Wherever the string "rank" occurs in a line of these records, report that line.

*** Begin section ***

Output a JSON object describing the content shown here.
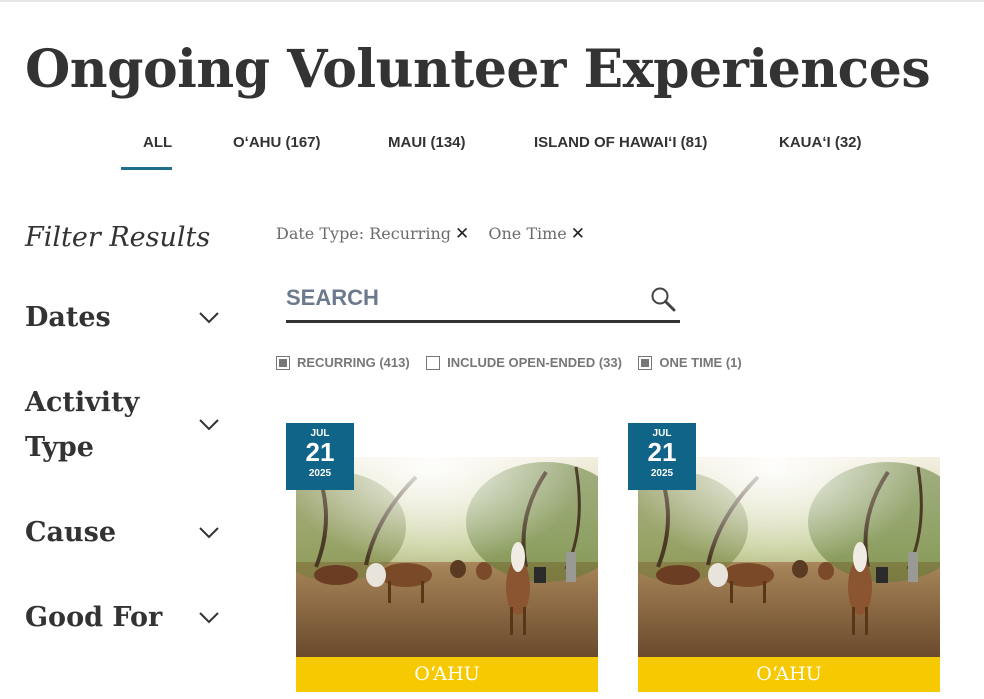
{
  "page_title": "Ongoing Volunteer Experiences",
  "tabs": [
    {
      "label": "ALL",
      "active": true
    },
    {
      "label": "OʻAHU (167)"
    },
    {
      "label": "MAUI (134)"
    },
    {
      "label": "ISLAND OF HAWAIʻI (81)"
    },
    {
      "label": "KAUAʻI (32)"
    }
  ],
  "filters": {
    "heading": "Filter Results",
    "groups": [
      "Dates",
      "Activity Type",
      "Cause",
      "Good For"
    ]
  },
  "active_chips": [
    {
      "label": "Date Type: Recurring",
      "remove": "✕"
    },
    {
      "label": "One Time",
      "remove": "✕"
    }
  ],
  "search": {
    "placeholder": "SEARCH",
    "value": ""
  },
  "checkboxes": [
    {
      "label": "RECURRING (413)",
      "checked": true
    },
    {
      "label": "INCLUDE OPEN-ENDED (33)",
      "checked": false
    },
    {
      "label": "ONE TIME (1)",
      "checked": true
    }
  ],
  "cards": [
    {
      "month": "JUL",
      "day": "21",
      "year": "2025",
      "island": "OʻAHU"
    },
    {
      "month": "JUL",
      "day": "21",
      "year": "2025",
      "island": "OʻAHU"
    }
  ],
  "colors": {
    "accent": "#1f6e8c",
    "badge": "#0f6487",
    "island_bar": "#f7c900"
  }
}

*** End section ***
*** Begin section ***

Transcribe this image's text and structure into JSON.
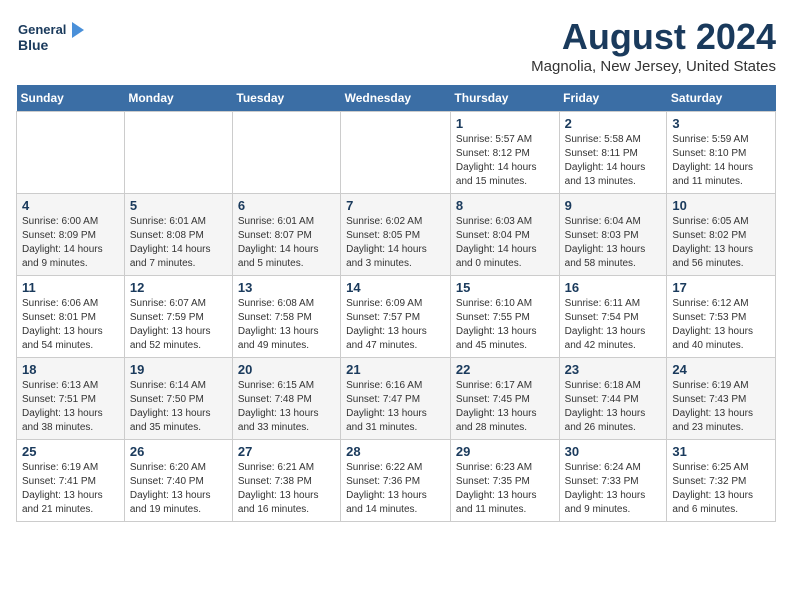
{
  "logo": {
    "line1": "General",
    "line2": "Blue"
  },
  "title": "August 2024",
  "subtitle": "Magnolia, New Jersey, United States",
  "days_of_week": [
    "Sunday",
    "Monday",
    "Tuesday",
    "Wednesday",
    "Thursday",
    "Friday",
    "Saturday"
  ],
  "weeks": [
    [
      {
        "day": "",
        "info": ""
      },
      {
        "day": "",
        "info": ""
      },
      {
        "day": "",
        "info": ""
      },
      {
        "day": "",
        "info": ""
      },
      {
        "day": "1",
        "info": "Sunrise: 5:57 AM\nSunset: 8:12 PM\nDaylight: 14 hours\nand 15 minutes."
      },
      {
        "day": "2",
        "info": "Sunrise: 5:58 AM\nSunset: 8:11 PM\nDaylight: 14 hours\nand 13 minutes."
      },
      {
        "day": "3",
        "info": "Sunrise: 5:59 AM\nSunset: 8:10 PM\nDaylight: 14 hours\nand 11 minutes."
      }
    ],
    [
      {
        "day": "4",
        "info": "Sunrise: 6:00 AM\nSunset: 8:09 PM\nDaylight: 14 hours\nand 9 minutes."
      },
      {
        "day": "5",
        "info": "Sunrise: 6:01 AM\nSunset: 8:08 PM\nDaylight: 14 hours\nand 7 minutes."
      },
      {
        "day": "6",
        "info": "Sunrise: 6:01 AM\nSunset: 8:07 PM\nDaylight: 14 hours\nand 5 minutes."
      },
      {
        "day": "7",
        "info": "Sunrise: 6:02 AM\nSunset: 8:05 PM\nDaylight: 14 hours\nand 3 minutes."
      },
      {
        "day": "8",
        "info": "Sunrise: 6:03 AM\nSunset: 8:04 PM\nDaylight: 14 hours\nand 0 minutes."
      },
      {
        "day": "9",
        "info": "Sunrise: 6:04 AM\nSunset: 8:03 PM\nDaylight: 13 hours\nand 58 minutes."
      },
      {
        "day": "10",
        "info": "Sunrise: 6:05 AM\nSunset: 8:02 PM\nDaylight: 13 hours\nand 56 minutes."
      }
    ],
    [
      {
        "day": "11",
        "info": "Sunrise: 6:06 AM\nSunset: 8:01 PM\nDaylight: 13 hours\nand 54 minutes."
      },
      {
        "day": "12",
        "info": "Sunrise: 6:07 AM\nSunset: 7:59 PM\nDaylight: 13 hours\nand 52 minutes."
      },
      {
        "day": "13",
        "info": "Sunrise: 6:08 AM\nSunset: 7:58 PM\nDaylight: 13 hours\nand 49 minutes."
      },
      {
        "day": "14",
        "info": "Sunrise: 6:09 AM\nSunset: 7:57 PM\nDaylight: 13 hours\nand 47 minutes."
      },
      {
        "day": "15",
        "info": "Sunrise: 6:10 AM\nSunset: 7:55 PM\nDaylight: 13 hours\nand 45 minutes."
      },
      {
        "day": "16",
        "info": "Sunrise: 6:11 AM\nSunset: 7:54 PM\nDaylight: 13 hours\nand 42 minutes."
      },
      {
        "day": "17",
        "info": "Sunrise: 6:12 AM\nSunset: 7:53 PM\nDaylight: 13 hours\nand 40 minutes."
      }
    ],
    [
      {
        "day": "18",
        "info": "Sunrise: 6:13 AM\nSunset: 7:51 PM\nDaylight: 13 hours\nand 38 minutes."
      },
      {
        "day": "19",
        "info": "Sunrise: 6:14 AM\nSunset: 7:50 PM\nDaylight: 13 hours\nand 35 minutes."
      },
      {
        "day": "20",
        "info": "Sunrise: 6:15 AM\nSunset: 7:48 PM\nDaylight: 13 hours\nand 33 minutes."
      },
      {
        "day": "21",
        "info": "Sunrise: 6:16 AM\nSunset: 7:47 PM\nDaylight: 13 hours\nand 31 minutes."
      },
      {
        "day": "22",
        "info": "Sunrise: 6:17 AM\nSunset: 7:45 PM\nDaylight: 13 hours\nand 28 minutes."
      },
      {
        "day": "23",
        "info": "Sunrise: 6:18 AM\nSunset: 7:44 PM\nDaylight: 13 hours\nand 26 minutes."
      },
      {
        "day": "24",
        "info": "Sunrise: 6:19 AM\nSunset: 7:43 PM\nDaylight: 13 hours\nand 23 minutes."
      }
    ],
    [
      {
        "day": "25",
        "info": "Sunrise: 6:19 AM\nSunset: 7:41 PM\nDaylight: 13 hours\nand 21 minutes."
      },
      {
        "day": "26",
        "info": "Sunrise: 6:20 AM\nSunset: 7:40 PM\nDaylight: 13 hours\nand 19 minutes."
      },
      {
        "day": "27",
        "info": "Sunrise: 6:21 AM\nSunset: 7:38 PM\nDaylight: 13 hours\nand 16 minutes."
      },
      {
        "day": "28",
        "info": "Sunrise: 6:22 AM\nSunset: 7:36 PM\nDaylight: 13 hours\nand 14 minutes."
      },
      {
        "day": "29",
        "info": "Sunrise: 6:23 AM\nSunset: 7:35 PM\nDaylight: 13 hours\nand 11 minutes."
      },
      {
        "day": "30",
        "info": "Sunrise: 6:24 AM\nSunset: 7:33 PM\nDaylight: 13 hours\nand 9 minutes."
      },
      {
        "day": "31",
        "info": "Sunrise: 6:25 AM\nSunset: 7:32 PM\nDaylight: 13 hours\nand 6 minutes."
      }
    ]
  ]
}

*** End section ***
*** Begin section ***

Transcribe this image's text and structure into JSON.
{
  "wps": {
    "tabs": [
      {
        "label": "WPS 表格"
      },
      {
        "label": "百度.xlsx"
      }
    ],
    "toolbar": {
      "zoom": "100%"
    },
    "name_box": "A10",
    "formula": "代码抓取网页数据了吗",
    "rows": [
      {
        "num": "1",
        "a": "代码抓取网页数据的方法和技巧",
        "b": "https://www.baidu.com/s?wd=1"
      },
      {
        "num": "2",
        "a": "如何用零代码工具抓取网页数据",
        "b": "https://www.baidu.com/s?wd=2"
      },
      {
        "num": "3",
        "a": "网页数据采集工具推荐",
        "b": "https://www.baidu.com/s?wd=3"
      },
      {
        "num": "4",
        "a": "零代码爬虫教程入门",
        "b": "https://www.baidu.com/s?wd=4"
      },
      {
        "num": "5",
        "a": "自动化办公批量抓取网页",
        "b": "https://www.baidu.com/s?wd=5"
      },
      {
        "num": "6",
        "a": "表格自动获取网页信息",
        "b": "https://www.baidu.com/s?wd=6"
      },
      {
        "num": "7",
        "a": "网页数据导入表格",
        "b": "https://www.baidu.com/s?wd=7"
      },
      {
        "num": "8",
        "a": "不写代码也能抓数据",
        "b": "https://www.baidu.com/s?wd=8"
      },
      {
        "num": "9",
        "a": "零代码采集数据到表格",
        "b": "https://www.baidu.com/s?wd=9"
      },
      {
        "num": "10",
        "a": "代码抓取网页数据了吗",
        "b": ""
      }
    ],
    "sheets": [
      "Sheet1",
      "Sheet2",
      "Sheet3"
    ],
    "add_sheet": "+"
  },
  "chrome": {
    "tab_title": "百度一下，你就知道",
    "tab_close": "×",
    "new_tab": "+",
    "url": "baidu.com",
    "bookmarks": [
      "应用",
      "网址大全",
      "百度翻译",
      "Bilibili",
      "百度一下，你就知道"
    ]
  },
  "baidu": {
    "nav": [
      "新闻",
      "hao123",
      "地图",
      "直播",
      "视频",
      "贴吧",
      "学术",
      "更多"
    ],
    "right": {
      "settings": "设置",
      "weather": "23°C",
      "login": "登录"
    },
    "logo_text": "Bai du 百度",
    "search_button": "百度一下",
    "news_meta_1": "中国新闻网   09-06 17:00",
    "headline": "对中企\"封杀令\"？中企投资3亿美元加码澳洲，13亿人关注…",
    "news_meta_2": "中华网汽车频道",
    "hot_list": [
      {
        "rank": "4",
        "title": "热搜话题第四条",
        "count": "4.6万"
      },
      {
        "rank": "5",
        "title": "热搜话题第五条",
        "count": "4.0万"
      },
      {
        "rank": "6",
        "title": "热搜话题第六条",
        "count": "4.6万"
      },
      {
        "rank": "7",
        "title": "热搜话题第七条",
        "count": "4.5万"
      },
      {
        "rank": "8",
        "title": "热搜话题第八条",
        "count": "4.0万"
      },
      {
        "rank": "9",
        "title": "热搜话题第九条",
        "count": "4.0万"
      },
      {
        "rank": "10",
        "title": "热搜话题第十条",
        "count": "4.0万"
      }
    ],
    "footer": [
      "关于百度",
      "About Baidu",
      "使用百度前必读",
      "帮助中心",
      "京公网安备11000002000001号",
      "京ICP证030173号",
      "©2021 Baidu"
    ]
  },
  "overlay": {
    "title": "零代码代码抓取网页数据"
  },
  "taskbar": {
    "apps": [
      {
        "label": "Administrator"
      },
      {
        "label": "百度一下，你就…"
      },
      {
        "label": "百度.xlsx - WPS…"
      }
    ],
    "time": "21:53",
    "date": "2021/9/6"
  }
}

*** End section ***

◆ **OUTPUT FOR THIS EXERCISE**
        "rank": "4",
        "rank": "5",
        "rank": "6",
        "rank": "7",
        "rank": "8",
        "rank": "9",
        "rank": "10",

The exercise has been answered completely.